Timothy Kincaid at Ex-Gay Watch posted this insightful critique of some recent comments by Exodus Youth spokesman Mike Ensley.
Ensley's perspective on marriage matches what I recall from my days in ex-gay programs. "God isn't going to replace one form of lust with another," I was told more than once, which only begged the question of what God was going to replace my same-sex attractions with. Unfortunately that question was never clearly answered. Supposedly I would gain some sort of attraction to the opposite sex, but apparently it would not be a sexual attraction. Presumably it would be more than just liking women as friends, since that was already fully within my capacity.
The implication that underlay everything that I was told on the subject was that all forms of sexual attraction were inherently lustful. Those group members most committed to pursuing "change" seldom talked of merely experiencing a physical attraction to another person; it was always and automatically lust even if that acknowledgment of the other person's attractiveness was immediately set aside before it could grow into fantasy.
In theory, lust is defined as an action; one can be tempted to lust without actually lusting, just as one can be tempted to commit any sin without actually sinning. In practice, though, lust was frequently conflated with temptation, as if merely noticing the attractiveness of an individual (particularly one of the same gender as the observer) automatically caused the observer to sin.
Perhaps there really is some form of non-sexual sexual attraction that an ex-gay can develop over time for an opposite-sex partner that's somewhere beyond mere friendship-level attraction and that makes sex within heterosexual marriage desirable and mutually rewarding even though actual sexual desire is still absent. Or maybe the entire exercise merely exposes the double standard that the church is defending so fiercely on the issue of sexuality.
Read just about any modern Christian book on the subject of marriage, and it will quickly become clear that sexual desire is regarded as a valid and important precursor to a healthy marriage. Once a couple is married it's their responsibility to keep the romance alive, of course, and (under normal circumstances) to remain married even if that desire fades over time.
It would be exceedingly rare, however, to find anyone who would counsel a heterosexual couple to marry in any case where the attraction was not mutual, with the promise that sexual fulfillment will eventually come if both husband and wife faithfully carry out their marital obligations to one another. And yet that is exactly what Exodus and Focus on the Family advocate for any ex-gay individual who isn't sold on remaining celibate.
So is sexual attraction an important prerequisite to marriage or isn't it? If heterosexual marriage is the faithful ex-gay's duty even when sexual attraction is completely absent, does that make it a sin for the ex-gay's spouse to want what she (or he) would otherwise be allowed to expect from a heterosexual spouse - namely that their spouse desire them sexually?
And where does that leave the celibate individual? Historically the church has regarded celibacy as a superior state to marriage, going so far as to brand those who considered marriage to be equal to celibacy as heretics.

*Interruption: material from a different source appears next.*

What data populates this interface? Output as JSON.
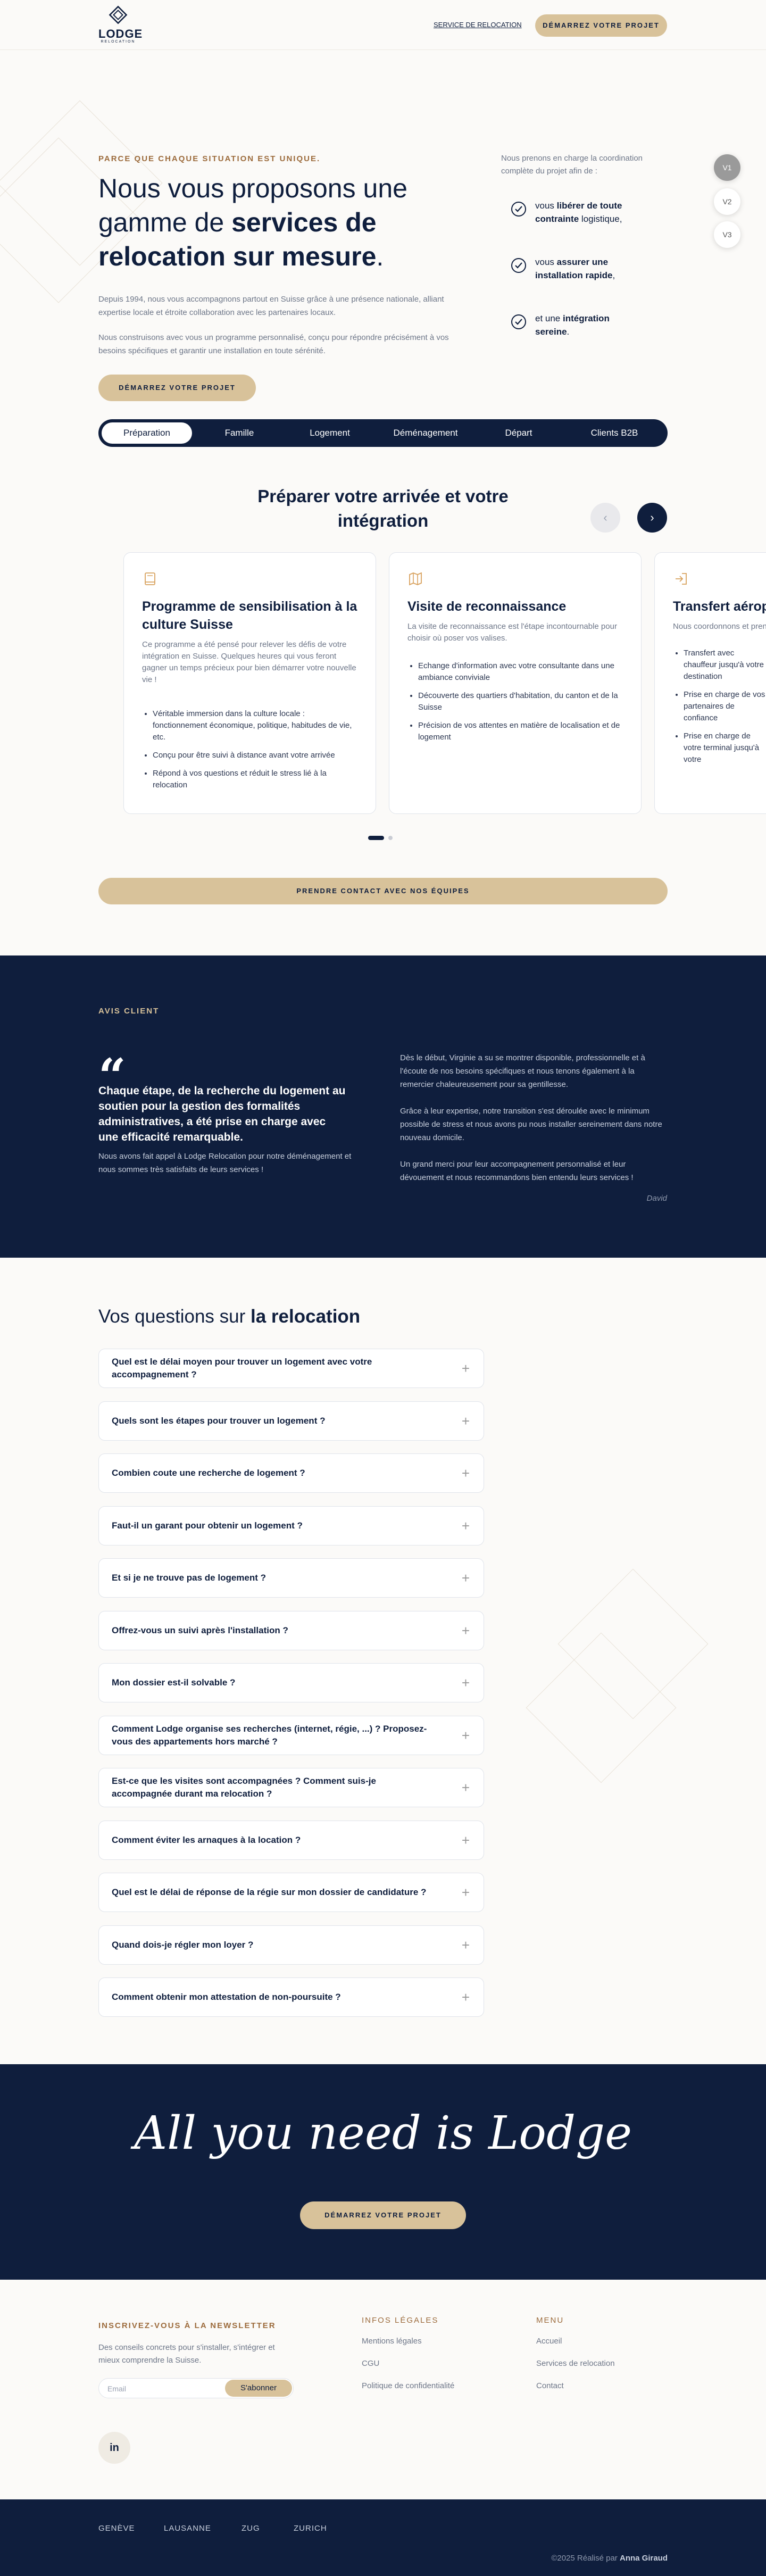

Marriage was regarded as a concession to those who were too weak to control their sexual urges, but even within marriage sexual desire was seen as inherently sinful. It's only over the course of the last several centuries that the church has begun to elevate marriage above celibacy and even more recent that it has started to celebrate sexual intimacy as a positive component of the marriage bond.
Today, of course, nearly all evangelical Christians (and probably some Catholic Christians as well) hold marriage in worshipful esteem and regard celibacy as though it were a pitiable state. As the evidence has begun to mount in recent years that few gay individuals have any hope of ever developing heterosexual feelings, some evangelicals have begun to view celibacy as a necessity for such individuals, even though most of them would react in horror to the suggestion that lifelong celibacy might also be a desirable option for some of them.
That raises another question, though. If the historical church's low opinion of sexuality even within marriage - a stance that was universally held for over 15 centuries (at least in the Western church - I'm less familiar with the Eastern church's view of sexuality) - really was as backward and wrong as most modern Christians consider it, why should we view church tradition as a reliable authority on any issue regarding sexuality? I present that question without suggesting any answers, but it's one that deserves to be taken far more seriously than most Christians are likely willing.
Interestingly, the Exodus stance as put forward by Ensley comes closer to matching the historical church's position on sexuality than that held by the modern church, at least when it comes to homosexuals. But it's hardly too much to ask that those who see God's rules as being rigid, unambiguous and without exception should display consistency in their proclamations. When, then, can we expect to see Exodus begin to market its vision of duty-driven, desire-free marriage to a heterosexual audience?